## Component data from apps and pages
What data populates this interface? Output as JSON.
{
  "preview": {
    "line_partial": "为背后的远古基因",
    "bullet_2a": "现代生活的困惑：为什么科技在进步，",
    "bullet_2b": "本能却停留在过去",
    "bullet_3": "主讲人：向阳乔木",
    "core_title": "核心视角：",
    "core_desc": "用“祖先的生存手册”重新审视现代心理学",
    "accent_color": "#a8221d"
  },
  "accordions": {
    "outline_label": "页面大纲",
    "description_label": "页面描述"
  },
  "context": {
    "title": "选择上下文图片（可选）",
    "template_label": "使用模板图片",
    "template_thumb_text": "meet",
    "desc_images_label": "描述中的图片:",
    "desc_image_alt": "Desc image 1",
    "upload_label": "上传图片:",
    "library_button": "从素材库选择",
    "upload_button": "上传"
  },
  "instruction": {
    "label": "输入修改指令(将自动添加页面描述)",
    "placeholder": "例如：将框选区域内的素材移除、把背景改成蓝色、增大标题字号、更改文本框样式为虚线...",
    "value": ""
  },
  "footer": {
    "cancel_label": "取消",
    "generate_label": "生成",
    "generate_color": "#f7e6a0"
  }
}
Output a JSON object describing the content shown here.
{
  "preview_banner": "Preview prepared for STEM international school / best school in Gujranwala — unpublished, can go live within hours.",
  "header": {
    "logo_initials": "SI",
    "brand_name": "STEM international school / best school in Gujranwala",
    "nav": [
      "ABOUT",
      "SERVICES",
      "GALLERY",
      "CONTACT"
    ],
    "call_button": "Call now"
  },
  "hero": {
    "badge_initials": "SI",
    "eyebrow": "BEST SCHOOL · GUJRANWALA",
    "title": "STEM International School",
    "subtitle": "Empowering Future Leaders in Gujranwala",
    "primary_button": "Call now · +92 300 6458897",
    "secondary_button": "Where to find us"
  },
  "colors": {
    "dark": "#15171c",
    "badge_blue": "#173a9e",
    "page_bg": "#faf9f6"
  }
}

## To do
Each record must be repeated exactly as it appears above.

## Response to this exercise
What data populates this interface? Output as JSON.
{
  "preview": {
    "line_partial": "为背后的远古基因",
    "bullet_2a": "现代生活的困惑：为什么科技在进步，",
    "bullet_2b": "本能却停留在过去",
    "bullet_3": "主讲人：向阳乔木",
    "core_title": "核心视角：",
    "core_desc": "用“祖先的生存手册”重新审视现代心理学",
    "accent_color": "#a8221d"
  },
  "accordions": {
    "outline_label": "页面大纲",
    "description_label": "页面描述"
  },
  "context": {
    "title": "选择上下文图片（可选）",
    "template_label": "使用模板图片",
    "template_thumb_text": "meet",
    "desc_images_label": "描述中的图片:",
    "desc_image_alt": "Desc image 1",
    "upload_label": "上传图片:",
    "library_button": "从素材库选择",
    "upload_button": "上传"
  },
  "instruction": {
    "label": "输入修改指令(将自动添加页面描述)",
    "placeholder": "例如：将框选区域内的素材移除、把背景改成蓝色、增大标题字号、更改文本框样式为虚线...",
    "value": ""
  },
  "footer": {
    "cancel_label": "取消",
    "generate_label": "生成",
    "generate_color": "#f7e6a0"
  }
}
Output a JSON object describing the content shown here.
{
  "preview_banner": "Preview prepared for STEM international school / best school in Gujranwala — unpublished, can go live within hours.",
  "header": {
    "logo_initials": "SI",
    "brand_name": "STEM international school / best school in Gujranwala",
    "nav": [
      "ABOUT",
      "SERVICES",
      "GALLERY",
      "CONTACT"
    ],
    "call_button": "Call now"
  },
  "hero": {
    "badge_initials": "SI",
    "eyebrow": "BEST SCHOOL · GUJRANWALA",
    "title": "STEM International School",
    "subtitle": "Empowering Future Leaders in Gujranwala",
    "primary_button": "Call now · +92 300 6458897",
    "secondary_button": "Where to find us"
  },
  "colors": {
    "dark": "#15171c",
    "badge_blue": "#173a9e",
    "page_bg": "#faf9f6"
  }
}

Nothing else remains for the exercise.